I am relatively new to the concepts mentioned in the question and reading about them from different sources only makes them more confusing. So this is what I understood so far:
When we are given permissions for a file, they look like this:
-rwsr-xr-- 1 user1 users 190 Oct 12 14:23 file.bin
We assume that a user
user2 who is in the group
users tries to execute
file.bin. If the setuid bit were not set, this would mean that both the RUID and EUID of
file.bin were equal to the UID of
user2. But since the setuid bit is set, this means that the RUID is now equal to the UID of
user2, while EUID is the UID of the owner of the file,
My questions are:
- What is the difference between the owner of the file and
roothave the same permissions as the owner? Or would we need a separate entry in the permissions list for
- Difference between RUID and EUID?
- As I understand it the RUID and EUID are applied only to processes. If that is the case, why do they have the value of user id's?

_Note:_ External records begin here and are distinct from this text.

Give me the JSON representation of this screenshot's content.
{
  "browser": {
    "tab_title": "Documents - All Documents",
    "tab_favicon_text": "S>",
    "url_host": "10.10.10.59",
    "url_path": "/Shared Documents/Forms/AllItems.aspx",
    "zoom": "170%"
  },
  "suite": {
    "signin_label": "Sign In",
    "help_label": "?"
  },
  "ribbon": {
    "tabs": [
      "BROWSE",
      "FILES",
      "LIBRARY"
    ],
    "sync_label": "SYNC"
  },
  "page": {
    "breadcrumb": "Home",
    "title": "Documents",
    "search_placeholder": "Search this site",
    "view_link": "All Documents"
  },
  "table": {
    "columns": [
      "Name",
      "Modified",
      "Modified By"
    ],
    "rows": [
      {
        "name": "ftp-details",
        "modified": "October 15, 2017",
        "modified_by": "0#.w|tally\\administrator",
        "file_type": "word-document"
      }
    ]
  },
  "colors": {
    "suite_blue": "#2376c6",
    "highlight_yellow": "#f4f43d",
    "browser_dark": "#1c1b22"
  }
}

- If RUID is the user who creates the process, and EUID is the user who is currently running the process, then the first sentence of the first answer in this question does not make any sense to me.
- Did I understand correctly what the setuid bit does?